Skrowaczewski has a consistent approach to Bruckner which is forthright but unforced and sounds natural. Tempi are almost invariably well-judged and kept constant unless Bruckner explicitly marks a change. Relative to others, fast movements tend to be slightly quicker (e.g. the first movement of the Ninth) and slow movements slightly slower (e.g. the great adagios of the last three symphonies). Skrowaczewski perhaps underplays elements of mystery and religious fervour but the architectural strength of the readings is compelling.
Following Terry Barfoots detailed review, there seems to be no need to go through the symphonies individually. The hallmark of this cycle is consistency and there is a not single work that I found disappointing. Equally well, none would probably be a top choice but there is a lot of competition in these works.

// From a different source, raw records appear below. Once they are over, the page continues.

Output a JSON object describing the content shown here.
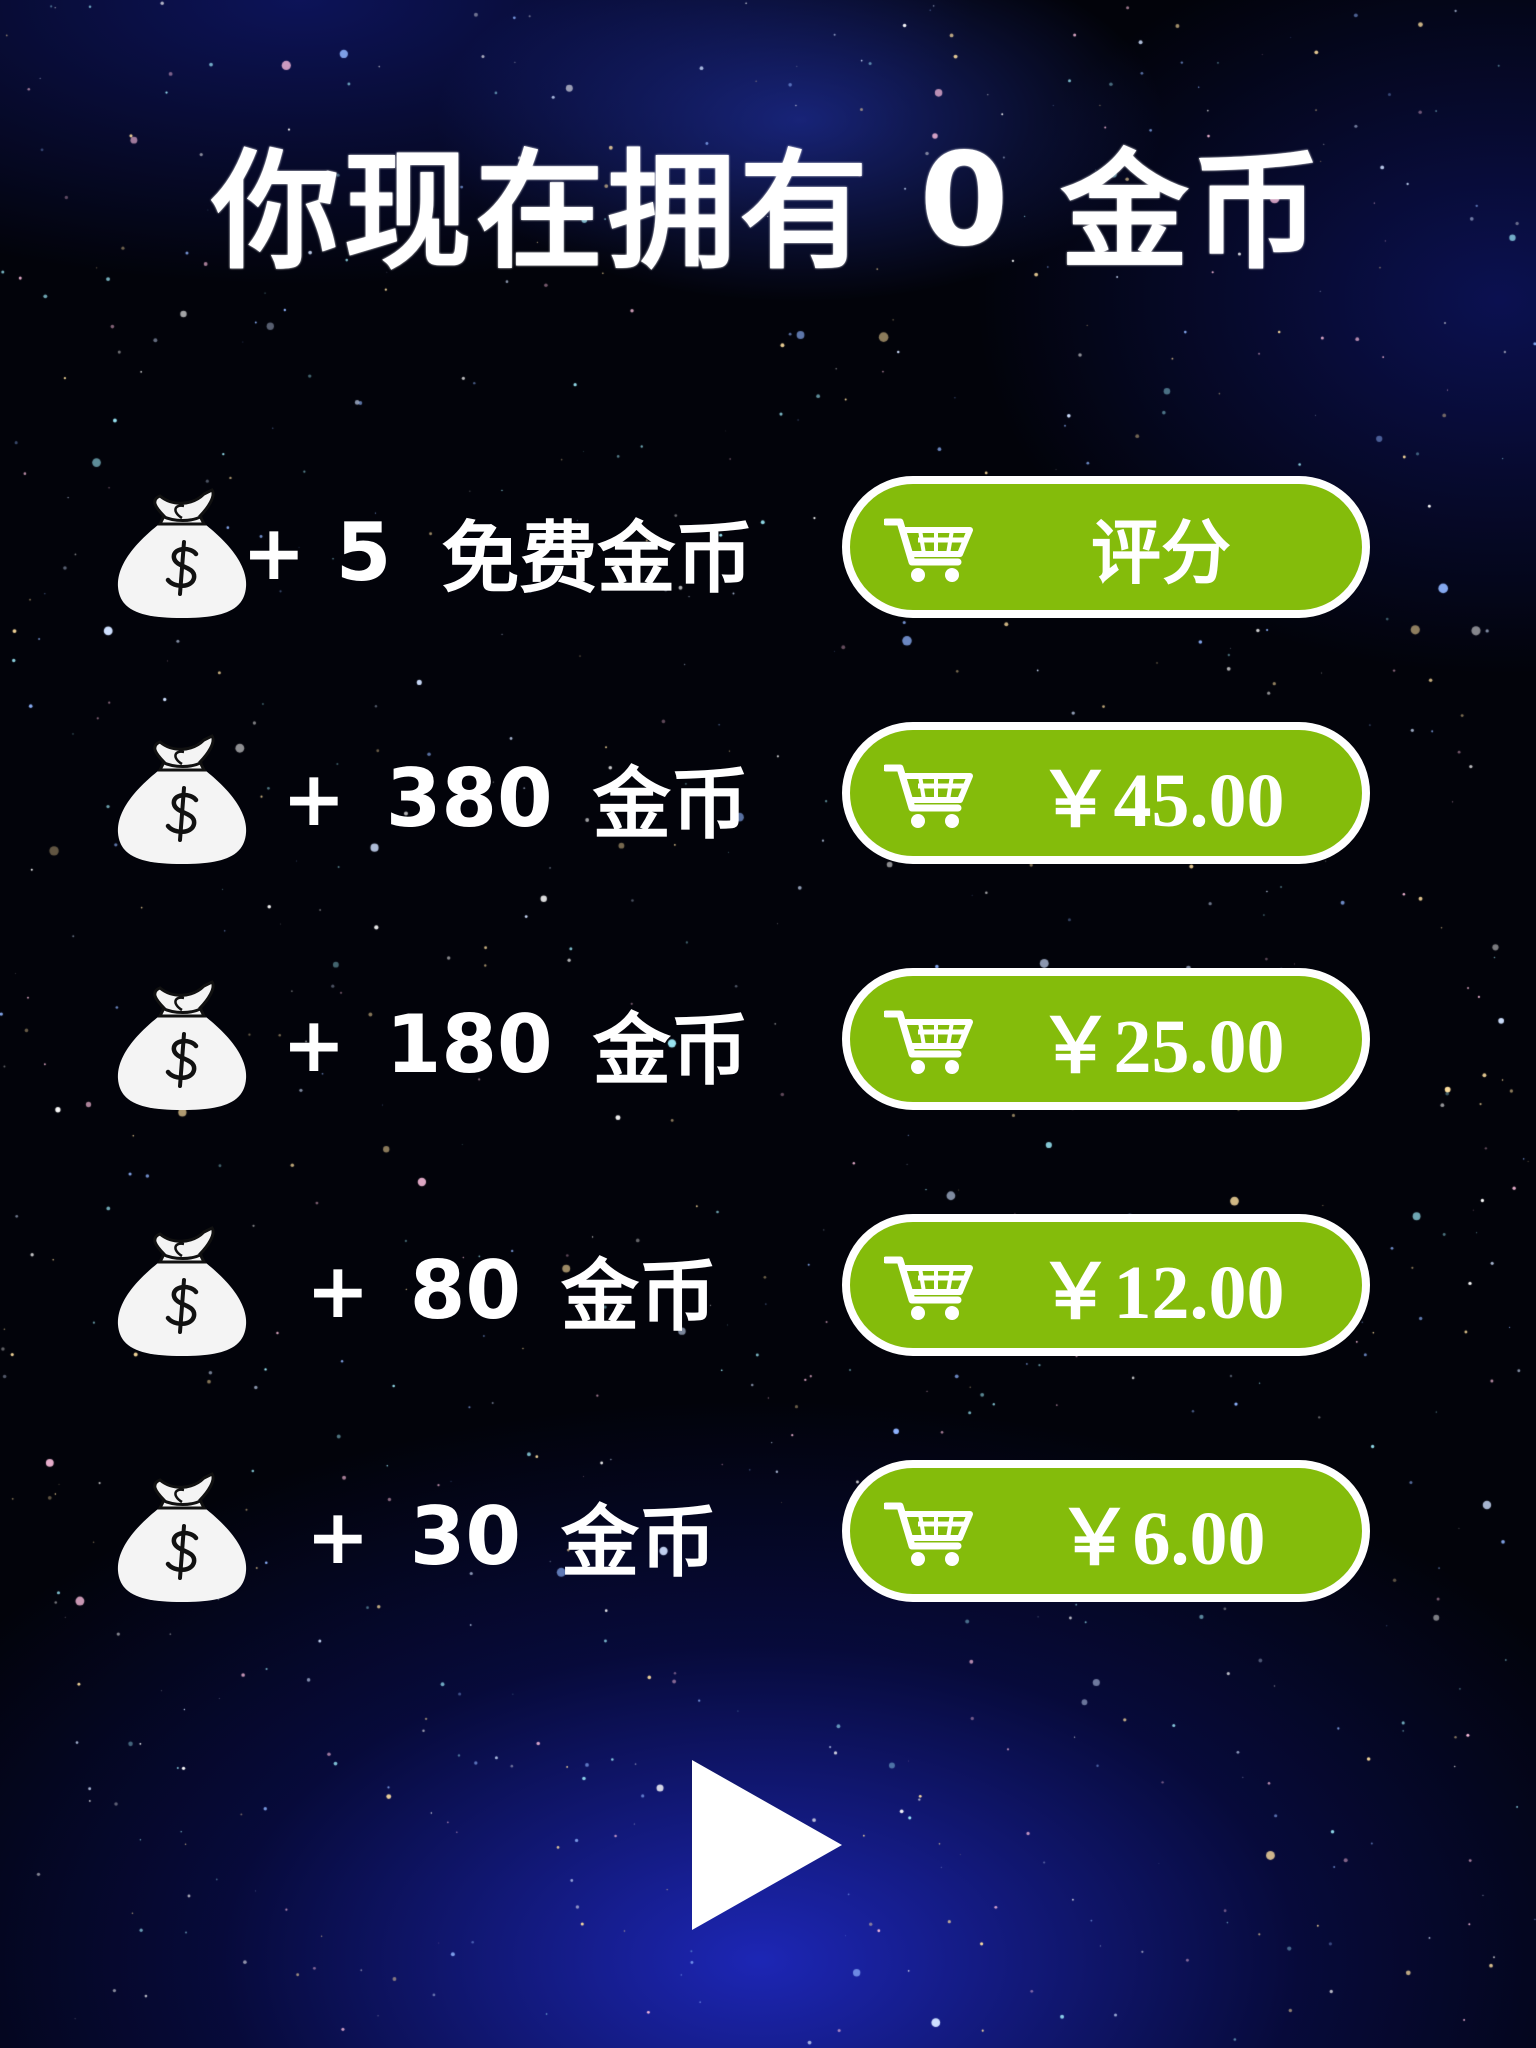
{
  "header": {
    "prefix": "你现在拥有",
    "coins": "0",
    "suffix": "金币"
  },
  "offers": [
    {
      "plus": "+",
      "amount": "5",
      "unit": "免费金币",
      "price": "评分",
      "icon": "money-bag-icon",
      "button_icon": "shopping-cart-icon"
    },
    {
      "plus": "+",
      "amount": "380",
      "unit": "金币",
      "price": "￥45.00",
      "icon": "money-bag-icon",
      "button_icon": "shopping-cart-icon"
    },
    {
      "plus": "+",
      "amount": "180",
      "unit": "金币",
      "price": "￥25.00",
      "icon": "money-bag-icon",
      "button_icon": "shopping-cart-icon"
    },
    {
      "plus": "+",
      "amount": "80",
      "unit": "金币",
      "price": "￥12.00",
      "icon": "money-bag-icon",
      "button_icon": "shopping-cart-icon"
    },
    {
      "plus": "+",
      "amount": "30",
      "unit": "金币",
      "price": "￥6.00",
      "icon": "money-bag-icon",
      "button_icon": "shopping-cart-icon"
    }
  ],
  "play": {
    "icon": "play-icon"
  },
  "colors": {
    "button_green": "#84bc0b",
    "button_border": "#ffffff",
    "text": "#ffffff",
    "background_dark": "#02030a",
    "background_blue": "#1e28be"
  }
}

I listened to the symphonies in numerical order and had a clear sense of progression - Skrowaczewski convincingly presents the composer's development and leaves no doubt about the greatness of the later works.
The playing of the Saarbrücken Radio Symphony Orchestra is very fine throughout. They are accorded decent, presumably studio, sound except in the Seventh which was the first to be recorded and for which an audience is occasionally audible, although not seriously obtrusive and no applause remains.

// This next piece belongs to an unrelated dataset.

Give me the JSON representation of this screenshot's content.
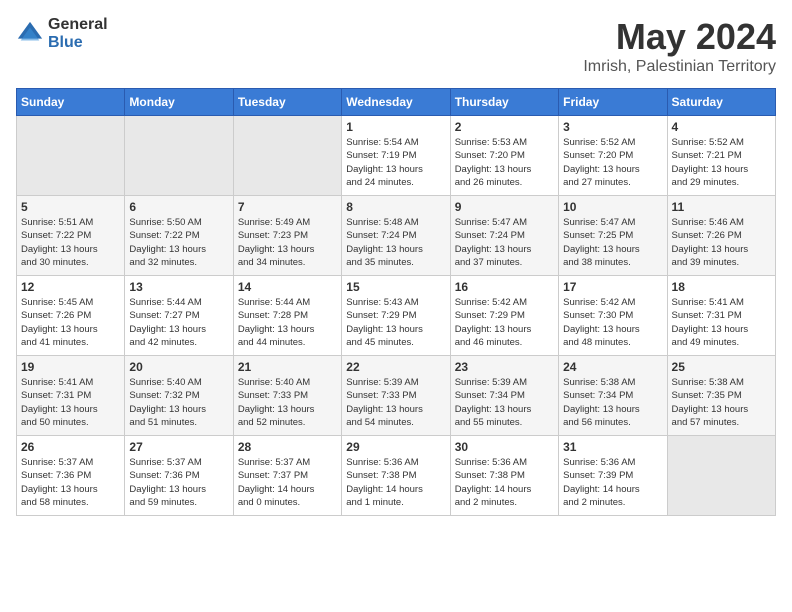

In terms of editions, Skrowaczewski generally opts for Bruckner's last thoughts, except in the First Symphony, for which he chooses the first (Linz) version. Detailed information relating to the precise editions used is lacking but will probably only matter to seasoned Brucknerians. Overall, the textual choices are reasonable and coherent in terms of the whole cycle.

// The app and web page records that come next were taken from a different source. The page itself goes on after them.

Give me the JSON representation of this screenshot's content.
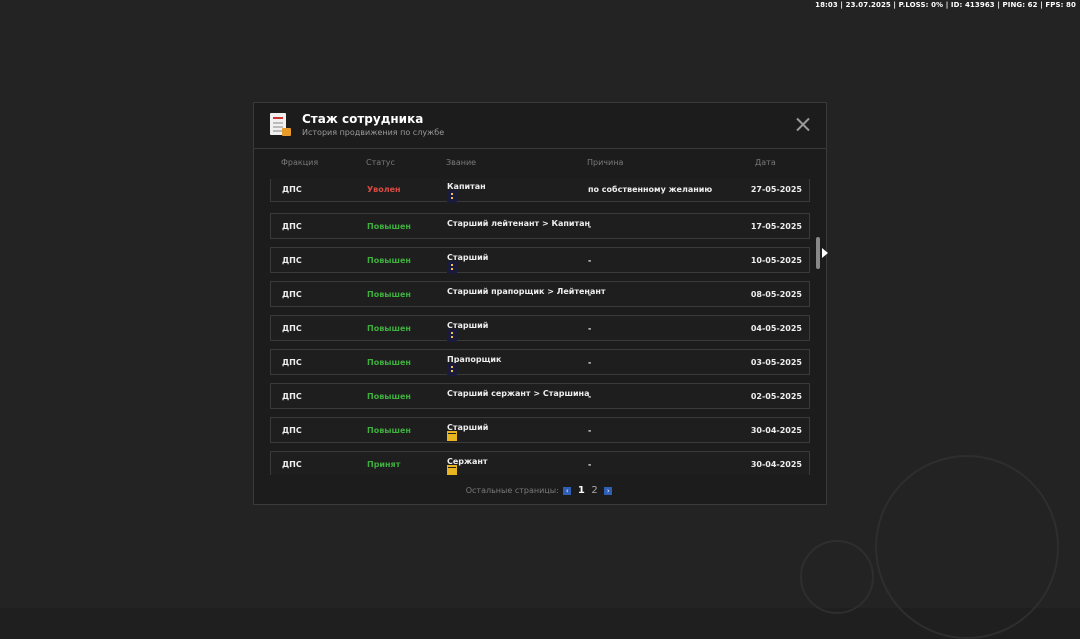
{
  "hud": {
    "text": "18:03 | 23.07.2025 | P.LOSS: 0% | ID: 413963 | PING: 62 | FPS: 80"
  },
  "modal": {
    "title": "Стаж сотрудника",
    "subtitle": "История продвижения по службе",
    "icon": "document-icon"
  },
  "columns": {
    "faction": "Фракция",
    "status": "Статус",
    "rank": "Звание",
    "reason": "Причина",
    "date": "Дата"
  },
  "rows": [
    {
      "faction": "ДПС",
      "status": "Уволен",
      "status_type": "fired",
      "rank": "Капитан",
      "rank_icon": "dark",
      "reason": "по собственному желанию",
      "date": "27-05-2025"
    },
    {
      "faction": "ДПС",
      "status": "Повышен",
      "status_type": "up",
      "rank": "Старший лейтенант > Капитан",
      "rank_icon": "none",
      "reason": "-",
      "date": "17-05-2025"
    },
    {
      "faction": "ДПС",
      "status": "Повышен",
      "status_type": "up",
      "rank": "Старший",
      "rank_icon": "dark",
      "reason": "-",
      "date": "10-05-2025"
    },
    {
      "faction": "ДПС",
      "status": "Повышен",
      "status_type": "up",
      "rank": "Старший прапорщик > Лейтенант",
      "rank_icon": "none",
      "reason": "-",
      "date": "08-05-2025"
    },
    {
      "faction": "ДПС",
      "status": "Повышен",
      "status_type": "up",
      "rank": "Старший",
      "rank_icon": "dark",
      "reason": "-",
      "date": "04-05-2025"
    },
    {
      "faction": "ДПС",
      "status": "Повышен",
      "status_type": "up",
      "rank": "Прапорщик",
      "rank_icon": "dark",
      "reason": "-",
      "date": "03-05-2025"
    },
    {
      "faction": "ДПС",
      "status": "Повышен",
      "status_type": "up",
      "rank": "Старший сержант > Старшина",
      "rank_icon": "none",
      "reason": "-",
      "date": "02-05-2025"
    },
    {
      "faction": "ДПС",
      "status": "Повышен",
      "status_type": "up",
      "rank": "Старший",
      "rank_icon": "gold",
      "reason": "-",
      "date": "30-04-2025"
    },
    {
      "faction": "ДПС",
      "status": "Принят",
      "status_type": "up",
      "rank": "Сержант",
      "rank_icon": "gold",
      "reason": "-",
      "date": "30-04-2025"
    }
  ],
  "pager": {
    "label": "Остальные страницы:",
    "pages": [
      "1",
      "2"
    ],
    "current": "1",
    "prev": "‹",
    "next": "›"
  }
}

In addition to the symphonies numbered 1-9 there are four extra works to be mentioned, making this the most complete Bruckner box available. The early symphonies, now usually known as 00 and 0, have been recorded a few times and the latter is part of some complete cycles (e.g. Haitink's). Their inclusion here is useful and Skrowaczewski almost convinces one that the earlier work, in F minor, is more than a mere student exercise ... which is what Bruckner considered it to be - he was 39 when he wrote it! Slightly later but in similar vein came the G minor overture. No 0 is certainly a fine work, parts of which date from after the First Symphony. Finally there is an arrangement for string orchestra of the great adagio from the String Quintet, Bruckner's only mature chamber composition. Much as I love this movement and, despite its almost symphonic vision, I am a bit dubious about it in this form because of a loss in intimacy and the lack of context provided by the other movements. Undoubtedly though, given its rarity on record, this is of interest.
To sum up the artistic considerations - this is a thoroughly recommendable cycle, well played and in decent sound. Its particular strength lies in Skrowaczewski's consistent and unmannered approach.'' MusicWeb International